Thursday 12th March, 5pm
Daphne Mayo Public Lecture
The University of Queensland, Australia
Professor Murray Smith was a Visiting Scholar at the University of Queensland in 2020 where he gave the annual Daphne Mayo Public Lecture.
About the talk
Aesthetic experience – the kind of experience afforded paradigmatically by artworks – is central rather than peripheral to human existence. But aesthetic experience and the value it underpins is complex, both in its relations with other kinds of value (epistemic, moral, political, cultural), and in the diverse ways and contexts in which it can be created or apprehended.

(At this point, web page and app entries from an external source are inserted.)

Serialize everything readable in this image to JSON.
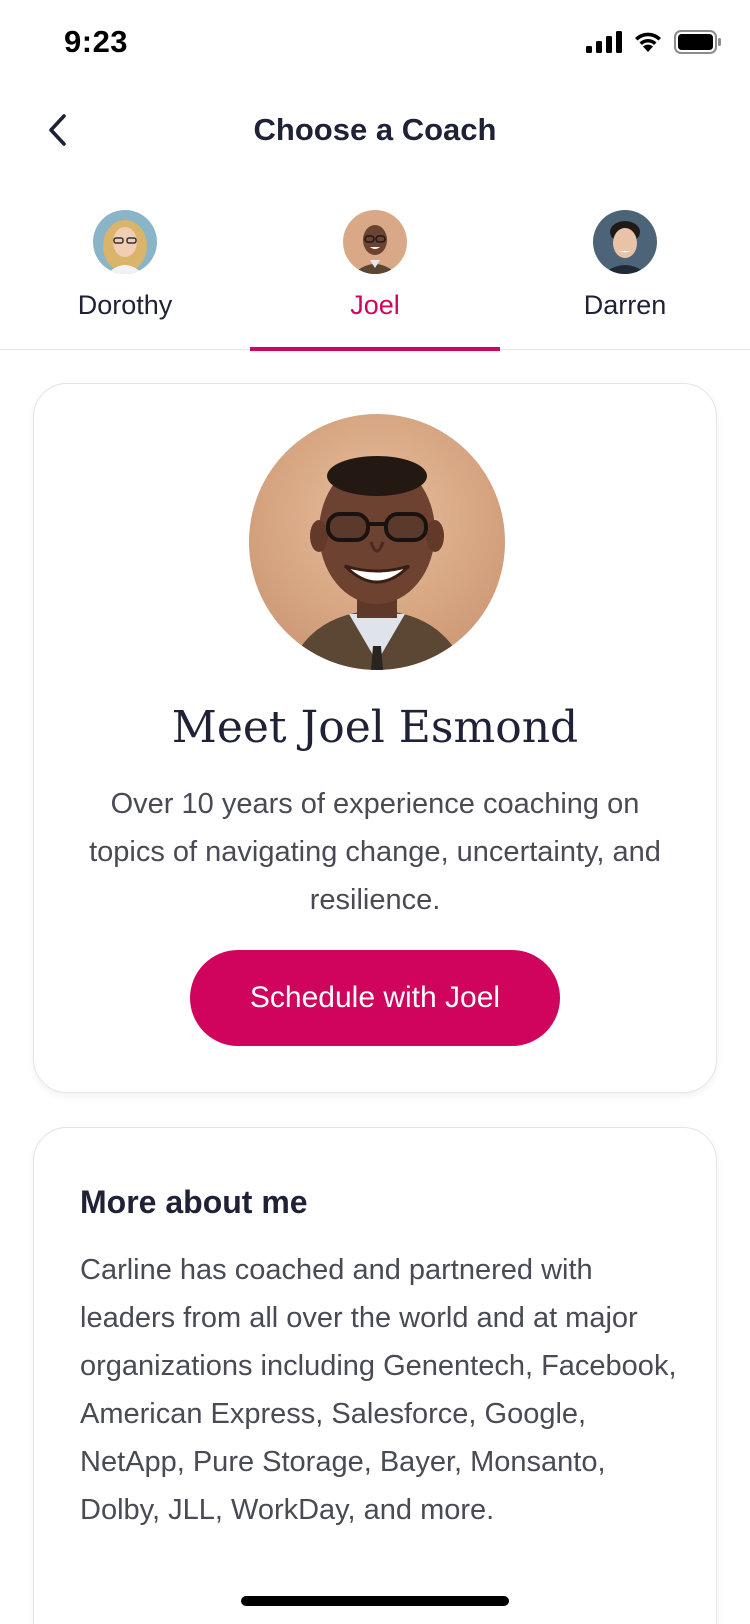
{
  "status_bar": {
    "time": "9:23"
  },
  "nav": {
    "title": "Choose a Coach",
    "back_icon": "chevron-left-icon"
  },
  "tabs": [
    {
      "label": "Dorothy",
      "active": false
    },
    {
      "label": "Joel",
      "active": true
    },
    {
      "label": "Darren",
      "active": false
    }
  ],
  "coach": {
    "name_heading": "Meet Joel Esmond",
    "summary": "Over 10 years of experience coaching on topics of navigating change, uncertainty, and resilience.",
    "schedule_label": "Schedule with Joel"
  },
  "about": {
    "heading": "More about me",
    "body": "Carline has coached and partnered with leaders from all over the world and at major organizations including Genentech, Facebook, American Express, Salesforce, Google, NetApp, Pure Storage, Bayer, Monsanto, Dolby, JLL, WorkDay, and more."
  },
  "colors": {
    "accent": "#d0045c",
    "text_dark": "#1f2237",
    "text_body": "#4a4a55"
  }
}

In this lecture, Professor Murray Smith will explore these issues through the case of Remain in Light, the landmark 1980 album by Talking Heads and Brian Eno, encompassing the visual and performative dimensions of the band’s aesthetic (in Stop Making Sense and True Stories, in their music videos, cover designs, and live performance style) as well as the music itself. Remain in Light takes on particular interest as an example of cultural and aesthetic ‘crosstalk,’ between the milieu of New York new wave art rock and the AfroBeat of Nigerian bandlander Fela Kuti, which exerted a powerful influence on Talking Heads during the making of the album.
Drawing on the tools of philosophical naturalism, Murray will outline a framework for understanding the nature of such intercultural interaction, which recognises the specificity of cultural traditions, the dynamics of exchange between them, and the ethical and aesthetic questions such exchanges necessarily prompt.
About the Daphne Mayo Lecture
To honour and commemorate the life of one of Queensland’s most prominent artists and arts educators, the School of Communication and Arts at The University of Queensland, has established the Daphne Mayo Visiting Professorship in Visual Culture.
Daphne Mayo (1895-1982) was for much of her life Queensland’s best known artist and passionate advocate for the arts. Her work includes the Tympanum on the Brisbane City Hall and the Women’s War Memorial in Anzac Square.
Each year, a major world figure will visit Brisbane to speak about the latest trends, influences, and theories in their area of visual culture.